(Material for the task Opens)

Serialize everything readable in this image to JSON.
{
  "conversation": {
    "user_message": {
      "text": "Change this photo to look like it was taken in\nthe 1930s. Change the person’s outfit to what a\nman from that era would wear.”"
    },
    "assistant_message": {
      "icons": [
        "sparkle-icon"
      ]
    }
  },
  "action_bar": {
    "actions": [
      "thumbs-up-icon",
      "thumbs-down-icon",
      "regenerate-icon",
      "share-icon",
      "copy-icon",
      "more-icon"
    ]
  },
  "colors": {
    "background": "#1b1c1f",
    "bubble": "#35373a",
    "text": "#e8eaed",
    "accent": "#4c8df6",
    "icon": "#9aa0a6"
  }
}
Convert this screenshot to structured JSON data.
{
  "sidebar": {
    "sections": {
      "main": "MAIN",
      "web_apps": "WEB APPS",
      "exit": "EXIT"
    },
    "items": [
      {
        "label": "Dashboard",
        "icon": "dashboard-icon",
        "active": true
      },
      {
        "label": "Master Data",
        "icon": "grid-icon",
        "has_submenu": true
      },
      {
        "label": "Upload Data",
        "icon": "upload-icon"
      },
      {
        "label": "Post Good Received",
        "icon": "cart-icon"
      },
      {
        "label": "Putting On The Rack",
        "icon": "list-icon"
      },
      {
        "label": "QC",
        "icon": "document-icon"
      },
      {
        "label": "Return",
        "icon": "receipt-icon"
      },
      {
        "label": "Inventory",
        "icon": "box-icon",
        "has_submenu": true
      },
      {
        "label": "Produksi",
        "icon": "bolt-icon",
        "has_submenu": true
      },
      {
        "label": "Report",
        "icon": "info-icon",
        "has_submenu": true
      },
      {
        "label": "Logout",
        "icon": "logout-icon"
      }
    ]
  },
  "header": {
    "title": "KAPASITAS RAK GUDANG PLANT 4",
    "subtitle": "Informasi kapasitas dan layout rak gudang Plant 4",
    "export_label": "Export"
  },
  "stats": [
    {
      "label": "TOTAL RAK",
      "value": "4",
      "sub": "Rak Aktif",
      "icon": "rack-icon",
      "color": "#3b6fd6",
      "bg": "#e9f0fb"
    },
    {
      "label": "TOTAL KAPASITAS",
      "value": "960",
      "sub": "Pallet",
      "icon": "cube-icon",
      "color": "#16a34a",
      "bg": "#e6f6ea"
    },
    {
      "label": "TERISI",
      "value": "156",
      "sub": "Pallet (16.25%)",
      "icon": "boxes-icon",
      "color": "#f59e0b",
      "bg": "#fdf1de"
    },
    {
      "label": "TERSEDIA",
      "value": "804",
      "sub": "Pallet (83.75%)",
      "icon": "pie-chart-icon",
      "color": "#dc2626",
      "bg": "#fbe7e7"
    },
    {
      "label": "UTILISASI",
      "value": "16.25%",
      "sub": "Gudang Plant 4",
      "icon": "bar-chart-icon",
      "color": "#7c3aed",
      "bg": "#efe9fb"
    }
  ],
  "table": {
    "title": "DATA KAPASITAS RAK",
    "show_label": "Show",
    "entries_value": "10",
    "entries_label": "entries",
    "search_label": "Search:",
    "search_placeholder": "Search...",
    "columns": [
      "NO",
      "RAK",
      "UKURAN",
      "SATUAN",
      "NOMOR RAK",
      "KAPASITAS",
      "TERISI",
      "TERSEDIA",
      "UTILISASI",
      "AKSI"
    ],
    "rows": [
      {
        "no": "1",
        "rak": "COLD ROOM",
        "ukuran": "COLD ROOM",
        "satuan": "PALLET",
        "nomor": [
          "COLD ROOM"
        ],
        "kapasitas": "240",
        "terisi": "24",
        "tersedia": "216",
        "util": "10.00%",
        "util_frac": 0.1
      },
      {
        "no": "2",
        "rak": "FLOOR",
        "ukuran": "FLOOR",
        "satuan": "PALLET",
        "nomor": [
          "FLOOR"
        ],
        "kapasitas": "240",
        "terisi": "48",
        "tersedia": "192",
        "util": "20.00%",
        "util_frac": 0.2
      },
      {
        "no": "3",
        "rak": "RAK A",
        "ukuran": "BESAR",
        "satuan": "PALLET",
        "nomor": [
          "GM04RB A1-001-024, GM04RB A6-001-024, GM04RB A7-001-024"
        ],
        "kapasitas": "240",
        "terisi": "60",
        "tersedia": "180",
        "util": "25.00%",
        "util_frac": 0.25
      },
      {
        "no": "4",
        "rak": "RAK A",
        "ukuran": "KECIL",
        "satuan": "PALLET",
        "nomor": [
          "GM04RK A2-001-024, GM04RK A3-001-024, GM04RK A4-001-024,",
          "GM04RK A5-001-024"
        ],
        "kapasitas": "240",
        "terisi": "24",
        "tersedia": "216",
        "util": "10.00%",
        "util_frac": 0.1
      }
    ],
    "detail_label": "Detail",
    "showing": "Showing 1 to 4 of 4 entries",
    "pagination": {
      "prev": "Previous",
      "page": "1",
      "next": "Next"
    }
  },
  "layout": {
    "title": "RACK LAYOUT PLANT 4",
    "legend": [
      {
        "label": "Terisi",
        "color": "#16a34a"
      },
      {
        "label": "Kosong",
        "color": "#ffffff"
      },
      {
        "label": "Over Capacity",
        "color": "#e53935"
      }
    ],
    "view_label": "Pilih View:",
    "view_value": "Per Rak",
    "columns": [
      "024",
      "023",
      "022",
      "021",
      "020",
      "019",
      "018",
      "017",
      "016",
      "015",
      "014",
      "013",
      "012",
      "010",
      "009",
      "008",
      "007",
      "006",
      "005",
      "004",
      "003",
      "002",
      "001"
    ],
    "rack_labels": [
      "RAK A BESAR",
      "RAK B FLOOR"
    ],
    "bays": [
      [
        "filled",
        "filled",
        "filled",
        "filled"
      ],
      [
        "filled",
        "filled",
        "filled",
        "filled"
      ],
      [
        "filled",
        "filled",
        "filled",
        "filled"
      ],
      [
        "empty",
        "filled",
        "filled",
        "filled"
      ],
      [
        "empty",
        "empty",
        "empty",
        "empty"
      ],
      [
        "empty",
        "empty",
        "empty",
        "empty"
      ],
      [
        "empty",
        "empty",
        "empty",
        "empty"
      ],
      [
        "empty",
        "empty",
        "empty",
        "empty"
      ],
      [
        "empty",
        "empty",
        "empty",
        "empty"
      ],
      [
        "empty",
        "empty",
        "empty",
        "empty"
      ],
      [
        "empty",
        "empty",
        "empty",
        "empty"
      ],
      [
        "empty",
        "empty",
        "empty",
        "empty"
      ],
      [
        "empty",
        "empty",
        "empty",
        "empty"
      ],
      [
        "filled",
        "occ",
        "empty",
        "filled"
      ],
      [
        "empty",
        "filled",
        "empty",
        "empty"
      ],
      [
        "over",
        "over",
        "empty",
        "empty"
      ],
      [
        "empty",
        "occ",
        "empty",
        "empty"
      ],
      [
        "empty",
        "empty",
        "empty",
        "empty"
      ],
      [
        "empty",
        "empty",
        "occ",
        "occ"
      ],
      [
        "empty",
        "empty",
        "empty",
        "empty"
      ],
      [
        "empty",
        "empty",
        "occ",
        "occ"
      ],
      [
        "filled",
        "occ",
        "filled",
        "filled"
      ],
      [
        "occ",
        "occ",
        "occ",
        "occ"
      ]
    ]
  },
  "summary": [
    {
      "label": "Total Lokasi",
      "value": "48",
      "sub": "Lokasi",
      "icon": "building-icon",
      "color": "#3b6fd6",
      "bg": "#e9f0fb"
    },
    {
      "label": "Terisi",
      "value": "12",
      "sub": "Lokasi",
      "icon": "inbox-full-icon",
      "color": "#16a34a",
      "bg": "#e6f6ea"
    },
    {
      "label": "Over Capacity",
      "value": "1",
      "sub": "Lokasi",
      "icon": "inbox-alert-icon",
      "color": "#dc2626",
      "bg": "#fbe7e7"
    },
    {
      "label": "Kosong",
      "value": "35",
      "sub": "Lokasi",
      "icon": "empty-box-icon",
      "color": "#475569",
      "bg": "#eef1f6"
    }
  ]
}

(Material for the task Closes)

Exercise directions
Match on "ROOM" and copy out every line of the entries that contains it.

Answer to this problem
        "rak": "COLD ROOM",
        "ukuran": "COLD ROOM",
          "COLD ROOM"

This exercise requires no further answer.